**YOUR INSTRUCTIONS**.
Determine the number of lines of the records below that include "Default". Respond with the number and no other text.

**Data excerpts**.

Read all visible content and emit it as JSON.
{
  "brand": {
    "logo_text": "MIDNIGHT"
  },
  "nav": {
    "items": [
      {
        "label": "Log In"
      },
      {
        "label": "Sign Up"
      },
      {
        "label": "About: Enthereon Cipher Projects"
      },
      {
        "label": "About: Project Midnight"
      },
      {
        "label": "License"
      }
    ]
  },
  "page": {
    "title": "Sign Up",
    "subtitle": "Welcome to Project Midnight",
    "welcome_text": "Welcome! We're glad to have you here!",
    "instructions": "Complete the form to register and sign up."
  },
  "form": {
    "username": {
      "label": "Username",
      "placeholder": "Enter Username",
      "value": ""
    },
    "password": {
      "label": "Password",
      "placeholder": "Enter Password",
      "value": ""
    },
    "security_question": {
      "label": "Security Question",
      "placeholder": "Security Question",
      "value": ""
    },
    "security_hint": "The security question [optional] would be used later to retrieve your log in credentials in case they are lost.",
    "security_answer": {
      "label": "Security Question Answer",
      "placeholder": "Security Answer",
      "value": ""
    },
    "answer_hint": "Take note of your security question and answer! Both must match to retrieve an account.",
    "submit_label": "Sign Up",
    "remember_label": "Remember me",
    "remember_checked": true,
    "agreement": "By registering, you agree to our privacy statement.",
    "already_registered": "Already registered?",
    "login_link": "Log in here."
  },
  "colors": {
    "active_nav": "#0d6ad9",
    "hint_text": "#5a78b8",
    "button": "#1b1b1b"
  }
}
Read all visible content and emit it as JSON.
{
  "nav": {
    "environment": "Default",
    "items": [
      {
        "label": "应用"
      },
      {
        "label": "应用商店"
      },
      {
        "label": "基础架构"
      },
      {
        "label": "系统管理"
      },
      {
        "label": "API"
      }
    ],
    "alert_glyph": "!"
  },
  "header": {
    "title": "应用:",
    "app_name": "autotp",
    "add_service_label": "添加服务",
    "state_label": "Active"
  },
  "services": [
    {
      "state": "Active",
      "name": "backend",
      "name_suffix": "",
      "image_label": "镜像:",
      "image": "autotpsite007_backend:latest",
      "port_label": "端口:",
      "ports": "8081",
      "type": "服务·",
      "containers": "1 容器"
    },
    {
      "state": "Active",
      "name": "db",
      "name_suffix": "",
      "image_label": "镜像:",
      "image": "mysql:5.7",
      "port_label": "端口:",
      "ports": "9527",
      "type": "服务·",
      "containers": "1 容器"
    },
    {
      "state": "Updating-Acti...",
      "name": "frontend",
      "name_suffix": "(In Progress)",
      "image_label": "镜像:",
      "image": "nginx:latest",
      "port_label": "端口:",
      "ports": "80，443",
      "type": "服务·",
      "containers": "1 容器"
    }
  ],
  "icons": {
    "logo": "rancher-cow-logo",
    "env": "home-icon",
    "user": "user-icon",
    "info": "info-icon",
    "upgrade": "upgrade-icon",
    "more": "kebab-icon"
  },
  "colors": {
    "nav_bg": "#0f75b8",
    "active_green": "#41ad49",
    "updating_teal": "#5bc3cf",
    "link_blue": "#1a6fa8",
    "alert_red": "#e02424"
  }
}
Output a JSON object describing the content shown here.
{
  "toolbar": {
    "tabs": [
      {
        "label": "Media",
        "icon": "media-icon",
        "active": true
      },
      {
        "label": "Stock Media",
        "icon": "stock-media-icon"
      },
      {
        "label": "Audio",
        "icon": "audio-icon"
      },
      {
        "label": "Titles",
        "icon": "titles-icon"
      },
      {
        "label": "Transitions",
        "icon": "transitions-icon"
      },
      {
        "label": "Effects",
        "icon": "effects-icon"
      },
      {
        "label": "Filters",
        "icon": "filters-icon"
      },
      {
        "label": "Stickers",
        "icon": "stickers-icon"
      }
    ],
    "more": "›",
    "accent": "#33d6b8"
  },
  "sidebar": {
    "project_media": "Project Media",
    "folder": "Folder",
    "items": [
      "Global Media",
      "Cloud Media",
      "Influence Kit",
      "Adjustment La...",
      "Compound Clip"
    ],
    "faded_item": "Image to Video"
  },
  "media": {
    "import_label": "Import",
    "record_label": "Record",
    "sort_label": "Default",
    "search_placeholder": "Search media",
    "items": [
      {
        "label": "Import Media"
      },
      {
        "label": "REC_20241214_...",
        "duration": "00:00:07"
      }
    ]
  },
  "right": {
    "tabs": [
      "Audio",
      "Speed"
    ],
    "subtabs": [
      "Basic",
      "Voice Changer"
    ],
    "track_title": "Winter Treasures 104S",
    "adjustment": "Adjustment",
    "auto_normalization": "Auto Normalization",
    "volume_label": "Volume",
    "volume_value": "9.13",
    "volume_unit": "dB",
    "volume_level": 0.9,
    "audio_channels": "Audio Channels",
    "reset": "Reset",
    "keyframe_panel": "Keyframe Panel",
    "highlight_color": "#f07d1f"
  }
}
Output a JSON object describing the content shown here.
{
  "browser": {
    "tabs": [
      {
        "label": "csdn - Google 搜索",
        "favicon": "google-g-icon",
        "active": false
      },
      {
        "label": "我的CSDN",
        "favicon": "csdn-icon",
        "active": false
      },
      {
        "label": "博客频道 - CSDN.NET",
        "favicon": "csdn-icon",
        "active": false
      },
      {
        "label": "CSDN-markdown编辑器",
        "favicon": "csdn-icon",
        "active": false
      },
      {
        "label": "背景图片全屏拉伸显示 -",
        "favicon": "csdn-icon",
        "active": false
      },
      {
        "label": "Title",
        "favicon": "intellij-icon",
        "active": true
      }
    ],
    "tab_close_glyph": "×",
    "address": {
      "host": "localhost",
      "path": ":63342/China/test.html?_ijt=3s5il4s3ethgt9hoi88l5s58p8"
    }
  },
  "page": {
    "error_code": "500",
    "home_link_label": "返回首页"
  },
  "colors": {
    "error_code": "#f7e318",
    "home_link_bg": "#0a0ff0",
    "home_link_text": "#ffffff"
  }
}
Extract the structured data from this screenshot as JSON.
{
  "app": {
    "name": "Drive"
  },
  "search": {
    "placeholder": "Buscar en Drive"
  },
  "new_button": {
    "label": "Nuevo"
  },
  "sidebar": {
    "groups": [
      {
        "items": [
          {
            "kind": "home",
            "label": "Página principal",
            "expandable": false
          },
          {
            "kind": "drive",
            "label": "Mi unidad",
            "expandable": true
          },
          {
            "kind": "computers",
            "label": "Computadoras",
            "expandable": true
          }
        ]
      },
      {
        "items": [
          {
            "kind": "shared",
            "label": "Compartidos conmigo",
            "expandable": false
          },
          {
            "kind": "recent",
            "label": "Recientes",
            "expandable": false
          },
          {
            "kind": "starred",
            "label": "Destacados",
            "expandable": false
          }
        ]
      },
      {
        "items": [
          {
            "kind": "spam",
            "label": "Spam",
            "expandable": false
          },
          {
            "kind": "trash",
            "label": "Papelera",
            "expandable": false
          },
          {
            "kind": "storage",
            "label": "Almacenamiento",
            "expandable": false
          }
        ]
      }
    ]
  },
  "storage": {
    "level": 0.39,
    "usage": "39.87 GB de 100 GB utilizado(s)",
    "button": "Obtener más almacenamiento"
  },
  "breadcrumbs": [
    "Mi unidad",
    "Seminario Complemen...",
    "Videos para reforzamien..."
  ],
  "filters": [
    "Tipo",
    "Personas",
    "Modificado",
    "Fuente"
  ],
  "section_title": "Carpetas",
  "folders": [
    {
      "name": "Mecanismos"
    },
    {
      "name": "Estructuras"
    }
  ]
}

**RESPONSE TO THE EXERCISE**.
2